About fifteen years ago my wife and I had a budget that worked.
We had a very little income yet we managed to pay for my flights down to university and other planned expenses while saving more than we managed in later years on a far higher income.
The reason was the expenses were known and planned for - a flight cost $200 so we set aside $10 every week until we had enough. If one week we simply couldn't set aside $10 then we either had to set aside more later or delay the flight. Everything was meticulously tracked in a grid paper excercise book.
The next year we upgraded to using a computer and began coding every purchase yet somehow we ended off in less control. Over the years we tried many different pieces of software - Excel, Quicken, Heaps! GnuCash, KMyMoney, Xero Personal and iBank. Yet somehow every year we found ourselves saying 'why are these systems worse than what we used to do in Hastings'.
Recently I triad yet another piece of software - YNAB (short for You Need A Budget) and I suddenly realised what we had been doing wrong ever since we converted to computerised budgeting. Put simply, all the other software is based on expense tracking - after a bit of careful use it will tell you where you've been going wrong. YNAB is fundamentially different, it tells you in advance whether you have enough money in the budget to buy something.
The is exactly what we had been doing in Hastings and this little tweak to my personal workflow makes all the difference. Every time I get paid, I sit down with my wife and agree where the money will go and then do my best to stick to that for the month. What that means is that instead of finding out at the end of the month that I've say spent too much on groceries, I know in advance of going to the supermarket that we're tracking badly on groceries and I need to be careful.
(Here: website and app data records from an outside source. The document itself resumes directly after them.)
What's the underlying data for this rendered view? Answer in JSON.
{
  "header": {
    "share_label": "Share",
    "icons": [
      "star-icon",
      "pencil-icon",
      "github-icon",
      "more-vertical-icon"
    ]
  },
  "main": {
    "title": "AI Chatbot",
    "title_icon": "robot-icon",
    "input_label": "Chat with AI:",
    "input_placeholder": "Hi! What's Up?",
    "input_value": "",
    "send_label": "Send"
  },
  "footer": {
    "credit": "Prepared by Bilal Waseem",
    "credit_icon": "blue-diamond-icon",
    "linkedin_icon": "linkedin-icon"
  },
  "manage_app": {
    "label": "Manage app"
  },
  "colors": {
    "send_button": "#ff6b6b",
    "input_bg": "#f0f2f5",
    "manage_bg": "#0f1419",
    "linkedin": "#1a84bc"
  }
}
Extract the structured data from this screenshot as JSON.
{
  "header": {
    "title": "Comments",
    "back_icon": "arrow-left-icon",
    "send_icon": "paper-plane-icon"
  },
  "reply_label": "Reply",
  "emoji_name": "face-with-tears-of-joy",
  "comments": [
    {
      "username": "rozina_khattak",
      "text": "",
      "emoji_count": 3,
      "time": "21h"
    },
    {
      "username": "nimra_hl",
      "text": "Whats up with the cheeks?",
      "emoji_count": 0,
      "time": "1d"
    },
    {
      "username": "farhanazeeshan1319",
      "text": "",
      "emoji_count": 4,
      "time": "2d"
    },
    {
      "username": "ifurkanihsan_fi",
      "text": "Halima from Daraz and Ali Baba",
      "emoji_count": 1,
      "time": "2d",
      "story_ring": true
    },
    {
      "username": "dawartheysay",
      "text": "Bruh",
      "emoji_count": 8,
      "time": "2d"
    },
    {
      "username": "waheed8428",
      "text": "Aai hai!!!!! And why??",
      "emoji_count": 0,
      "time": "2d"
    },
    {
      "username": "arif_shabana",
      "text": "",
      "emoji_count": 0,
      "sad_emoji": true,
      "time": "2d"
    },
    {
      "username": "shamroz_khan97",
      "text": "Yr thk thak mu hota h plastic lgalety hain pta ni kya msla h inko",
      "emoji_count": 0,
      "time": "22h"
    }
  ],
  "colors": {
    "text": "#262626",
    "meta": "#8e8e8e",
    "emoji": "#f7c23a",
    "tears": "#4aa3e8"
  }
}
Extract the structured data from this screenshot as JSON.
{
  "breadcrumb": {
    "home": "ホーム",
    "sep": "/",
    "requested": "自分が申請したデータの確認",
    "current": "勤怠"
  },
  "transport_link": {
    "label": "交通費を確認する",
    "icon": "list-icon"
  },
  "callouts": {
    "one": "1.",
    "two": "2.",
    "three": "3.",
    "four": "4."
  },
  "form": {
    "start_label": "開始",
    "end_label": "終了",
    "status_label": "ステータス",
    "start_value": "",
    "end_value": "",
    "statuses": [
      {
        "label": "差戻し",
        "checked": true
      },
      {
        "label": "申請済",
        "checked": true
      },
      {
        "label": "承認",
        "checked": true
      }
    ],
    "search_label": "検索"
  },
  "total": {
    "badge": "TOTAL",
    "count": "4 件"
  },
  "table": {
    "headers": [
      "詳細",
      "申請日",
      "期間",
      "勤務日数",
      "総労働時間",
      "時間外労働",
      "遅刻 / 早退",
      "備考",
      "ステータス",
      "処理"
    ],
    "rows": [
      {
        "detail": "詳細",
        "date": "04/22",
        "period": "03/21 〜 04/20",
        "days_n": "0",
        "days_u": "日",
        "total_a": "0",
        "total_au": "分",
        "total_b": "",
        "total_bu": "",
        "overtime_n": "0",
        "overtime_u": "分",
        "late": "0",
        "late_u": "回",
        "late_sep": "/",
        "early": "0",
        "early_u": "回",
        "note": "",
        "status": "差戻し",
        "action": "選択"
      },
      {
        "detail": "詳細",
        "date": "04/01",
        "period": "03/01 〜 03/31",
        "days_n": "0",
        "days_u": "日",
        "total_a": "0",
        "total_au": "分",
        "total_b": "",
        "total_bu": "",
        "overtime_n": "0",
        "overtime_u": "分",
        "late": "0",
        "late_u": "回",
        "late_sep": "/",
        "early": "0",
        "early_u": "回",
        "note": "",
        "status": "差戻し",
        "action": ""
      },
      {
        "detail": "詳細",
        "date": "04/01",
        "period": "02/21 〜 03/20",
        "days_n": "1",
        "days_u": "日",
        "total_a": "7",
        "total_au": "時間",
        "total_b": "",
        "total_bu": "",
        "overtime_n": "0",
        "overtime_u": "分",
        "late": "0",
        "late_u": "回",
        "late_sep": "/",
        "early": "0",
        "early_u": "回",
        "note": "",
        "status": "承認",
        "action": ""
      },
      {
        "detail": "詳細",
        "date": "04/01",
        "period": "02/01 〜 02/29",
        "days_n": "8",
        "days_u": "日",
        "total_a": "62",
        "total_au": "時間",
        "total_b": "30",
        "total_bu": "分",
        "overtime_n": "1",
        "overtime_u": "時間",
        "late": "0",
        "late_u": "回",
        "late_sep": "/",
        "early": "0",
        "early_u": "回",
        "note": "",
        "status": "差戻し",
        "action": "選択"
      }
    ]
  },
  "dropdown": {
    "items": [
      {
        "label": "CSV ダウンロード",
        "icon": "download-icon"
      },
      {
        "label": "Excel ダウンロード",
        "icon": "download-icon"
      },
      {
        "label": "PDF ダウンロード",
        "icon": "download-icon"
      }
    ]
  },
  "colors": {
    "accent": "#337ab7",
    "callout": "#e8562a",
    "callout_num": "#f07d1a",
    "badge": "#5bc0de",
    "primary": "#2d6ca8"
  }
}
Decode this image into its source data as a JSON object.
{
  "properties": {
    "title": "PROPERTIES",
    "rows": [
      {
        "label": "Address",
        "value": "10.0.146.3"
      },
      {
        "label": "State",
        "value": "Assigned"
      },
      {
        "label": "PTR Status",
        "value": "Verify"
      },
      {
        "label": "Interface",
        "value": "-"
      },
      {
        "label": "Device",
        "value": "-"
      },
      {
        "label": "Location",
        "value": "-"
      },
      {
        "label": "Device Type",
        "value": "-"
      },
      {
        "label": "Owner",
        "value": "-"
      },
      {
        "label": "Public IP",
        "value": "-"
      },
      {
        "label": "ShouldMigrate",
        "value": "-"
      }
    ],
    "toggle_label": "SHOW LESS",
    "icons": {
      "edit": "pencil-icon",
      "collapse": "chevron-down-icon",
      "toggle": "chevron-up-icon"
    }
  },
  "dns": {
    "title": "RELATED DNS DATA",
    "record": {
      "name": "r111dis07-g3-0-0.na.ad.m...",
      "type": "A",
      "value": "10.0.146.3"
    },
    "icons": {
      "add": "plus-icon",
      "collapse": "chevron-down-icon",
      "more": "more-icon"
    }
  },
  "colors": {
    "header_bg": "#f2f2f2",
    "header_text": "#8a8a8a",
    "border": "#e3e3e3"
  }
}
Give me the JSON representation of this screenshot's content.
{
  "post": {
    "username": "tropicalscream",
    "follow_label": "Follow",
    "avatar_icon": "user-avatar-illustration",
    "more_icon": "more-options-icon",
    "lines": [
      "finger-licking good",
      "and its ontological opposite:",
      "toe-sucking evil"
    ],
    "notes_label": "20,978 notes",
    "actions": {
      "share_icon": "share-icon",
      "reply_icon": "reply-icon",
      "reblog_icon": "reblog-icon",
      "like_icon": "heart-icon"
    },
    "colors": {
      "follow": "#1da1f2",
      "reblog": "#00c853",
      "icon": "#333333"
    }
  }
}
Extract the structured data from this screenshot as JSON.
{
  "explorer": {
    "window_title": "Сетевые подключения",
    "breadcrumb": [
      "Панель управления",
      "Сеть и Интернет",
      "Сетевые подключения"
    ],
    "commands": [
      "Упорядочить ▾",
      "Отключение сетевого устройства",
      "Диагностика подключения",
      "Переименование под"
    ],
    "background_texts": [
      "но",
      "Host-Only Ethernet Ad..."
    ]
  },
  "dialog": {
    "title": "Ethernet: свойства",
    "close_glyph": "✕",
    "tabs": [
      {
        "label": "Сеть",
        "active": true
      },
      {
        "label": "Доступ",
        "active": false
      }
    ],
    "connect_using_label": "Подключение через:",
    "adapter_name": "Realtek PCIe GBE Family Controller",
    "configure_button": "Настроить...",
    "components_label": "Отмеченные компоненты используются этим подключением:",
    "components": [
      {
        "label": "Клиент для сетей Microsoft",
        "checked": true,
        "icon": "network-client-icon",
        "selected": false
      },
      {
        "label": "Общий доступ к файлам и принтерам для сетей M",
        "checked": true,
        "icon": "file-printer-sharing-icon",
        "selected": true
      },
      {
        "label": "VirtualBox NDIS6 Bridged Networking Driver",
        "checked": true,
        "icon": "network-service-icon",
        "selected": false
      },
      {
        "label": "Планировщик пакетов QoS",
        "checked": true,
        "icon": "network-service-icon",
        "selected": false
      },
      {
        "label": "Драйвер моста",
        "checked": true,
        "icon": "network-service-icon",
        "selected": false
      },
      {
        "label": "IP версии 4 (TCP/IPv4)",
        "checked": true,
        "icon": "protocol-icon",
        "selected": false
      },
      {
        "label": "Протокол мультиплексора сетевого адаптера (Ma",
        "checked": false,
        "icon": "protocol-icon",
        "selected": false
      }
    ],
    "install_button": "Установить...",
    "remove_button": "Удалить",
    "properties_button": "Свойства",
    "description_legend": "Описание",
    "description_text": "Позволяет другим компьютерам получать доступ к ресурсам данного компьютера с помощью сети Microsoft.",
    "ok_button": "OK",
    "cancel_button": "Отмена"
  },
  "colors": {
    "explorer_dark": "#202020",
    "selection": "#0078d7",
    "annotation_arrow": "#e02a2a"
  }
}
It has also highlighted that from a business perspective I have been tracking expenses rather than budgeting there too. Again all transactions are carefully coded to accounts and I monitor how much is spent in each account but I have never sat down and said: "ok, I'm getting $20k on the 12th and I'm going to divide it up like this."